App and web page records:
****************
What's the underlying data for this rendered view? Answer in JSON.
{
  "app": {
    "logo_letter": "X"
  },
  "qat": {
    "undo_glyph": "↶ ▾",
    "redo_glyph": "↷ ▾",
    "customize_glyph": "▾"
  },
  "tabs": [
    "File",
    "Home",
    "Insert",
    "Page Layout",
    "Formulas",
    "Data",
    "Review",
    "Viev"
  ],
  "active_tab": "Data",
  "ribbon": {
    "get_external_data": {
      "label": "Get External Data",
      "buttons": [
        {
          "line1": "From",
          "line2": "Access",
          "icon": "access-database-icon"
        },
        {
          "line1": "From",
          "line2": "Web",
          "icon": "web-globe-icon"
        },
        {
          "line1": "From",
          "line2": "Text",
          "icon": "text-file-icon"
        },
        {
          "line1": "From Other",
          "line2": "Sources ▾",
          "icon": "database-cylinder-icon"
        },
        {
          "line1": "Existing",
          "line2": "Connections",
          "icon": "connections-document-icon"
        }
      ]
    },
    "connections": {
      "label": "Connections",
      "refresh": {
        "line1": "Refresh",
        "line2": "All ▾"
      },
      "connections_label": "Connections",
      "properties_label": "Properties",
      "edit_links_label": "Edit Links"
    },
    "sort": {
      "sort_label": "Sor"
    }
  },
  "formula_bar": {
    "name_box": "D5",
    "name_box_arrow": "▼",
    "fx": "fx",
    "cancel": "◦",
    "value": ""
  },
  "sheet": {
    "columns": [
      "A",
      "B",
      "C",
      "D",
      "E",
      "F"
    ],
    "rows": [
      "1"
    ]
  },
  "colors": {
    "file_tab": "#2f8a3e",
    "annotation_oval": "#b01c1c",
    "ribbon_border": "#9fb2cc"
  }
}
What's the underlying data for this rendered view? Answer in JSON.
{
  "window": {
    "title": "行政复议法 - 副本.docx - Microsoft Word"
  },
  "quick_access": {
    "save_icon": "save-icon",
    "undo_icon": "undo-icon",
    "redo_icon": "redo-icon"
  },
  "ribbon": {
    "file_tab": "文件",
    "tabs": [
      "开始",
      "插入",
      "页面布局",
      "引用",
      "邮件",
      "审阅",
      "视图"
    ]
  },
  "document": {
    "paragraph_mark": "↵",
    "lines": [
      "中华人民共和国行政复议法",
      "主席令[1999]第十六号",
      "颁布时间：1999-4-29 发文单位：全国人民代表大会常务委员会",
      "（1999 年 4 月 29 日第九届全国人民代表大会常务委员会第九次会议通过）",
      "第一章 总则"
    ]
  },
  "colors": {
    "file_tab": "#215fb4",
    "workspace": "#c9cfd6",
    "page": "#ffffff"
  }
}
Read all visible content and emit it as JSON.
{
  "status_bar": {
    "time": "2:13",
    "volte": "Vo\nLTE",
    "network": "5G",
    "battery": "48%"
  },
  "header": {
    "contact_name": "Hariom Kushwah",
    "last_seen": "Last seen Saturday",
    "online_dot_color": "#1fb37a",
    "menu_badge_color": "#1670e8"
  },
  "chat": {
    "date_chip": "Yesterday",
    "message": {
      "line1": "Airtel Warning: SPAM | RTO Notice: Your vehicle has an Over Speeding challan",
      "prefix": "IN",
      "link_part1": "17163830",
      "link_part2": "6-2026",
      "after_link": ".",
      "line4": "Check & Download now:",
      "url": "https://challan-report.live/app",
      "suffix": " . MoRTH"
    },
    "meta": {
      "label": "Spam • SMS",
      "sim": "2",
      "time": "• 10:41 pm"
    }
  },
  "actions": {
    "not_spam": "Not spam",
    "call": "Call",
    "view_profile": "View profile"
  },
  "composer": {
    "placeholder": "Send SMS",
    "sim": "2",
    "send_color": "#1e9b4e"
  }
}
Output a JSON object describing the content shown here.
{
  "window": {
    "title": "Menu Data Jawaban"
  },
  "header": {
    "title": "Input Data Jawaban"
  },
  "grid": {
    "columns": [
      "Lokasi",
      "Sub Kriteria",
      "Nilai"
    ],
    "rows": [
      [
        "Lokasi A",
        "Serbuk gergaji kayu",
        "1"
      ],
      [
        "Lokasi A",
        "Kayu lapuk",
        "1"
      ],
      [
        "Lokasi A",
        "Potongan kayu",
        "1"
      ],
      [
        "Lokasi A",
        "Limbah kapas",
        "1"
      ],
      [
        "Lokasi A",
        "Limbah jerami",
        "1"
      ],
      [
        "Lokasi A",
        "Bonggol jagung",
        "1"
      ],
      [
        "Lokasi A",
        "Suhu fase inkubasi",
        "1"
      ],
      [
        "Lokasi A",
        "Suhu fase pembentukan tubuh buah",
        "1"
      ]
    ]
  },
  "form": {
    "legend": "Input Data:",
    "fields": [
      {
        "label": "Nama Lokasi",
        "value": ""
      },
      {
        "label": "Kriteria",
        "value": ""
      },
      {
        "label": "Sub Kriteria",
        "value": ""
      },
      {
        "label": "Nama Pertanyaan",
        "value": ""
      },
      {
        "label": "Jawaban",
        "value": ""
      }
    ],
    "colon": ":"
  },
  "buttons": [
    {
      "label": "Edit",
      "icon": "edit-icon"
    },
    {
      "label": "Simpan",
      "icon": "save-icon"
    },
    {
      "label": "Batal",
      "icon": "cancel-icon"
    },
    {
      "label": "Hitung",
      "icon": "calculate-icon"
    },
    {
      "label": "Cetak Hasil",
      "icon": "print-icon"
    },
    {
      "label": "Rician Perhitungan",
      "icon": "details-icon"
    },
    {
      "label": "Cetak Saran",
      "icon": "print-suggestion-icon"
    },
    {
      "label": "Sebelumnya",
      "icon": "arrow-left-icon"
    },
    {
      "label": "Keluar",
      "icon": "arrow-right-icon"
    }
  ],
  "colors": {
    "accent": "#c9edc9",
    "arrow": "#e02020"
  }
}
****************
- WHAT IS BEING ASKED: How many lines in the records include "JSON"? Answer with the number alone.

- SOLUTION FOR THIS TASK: 4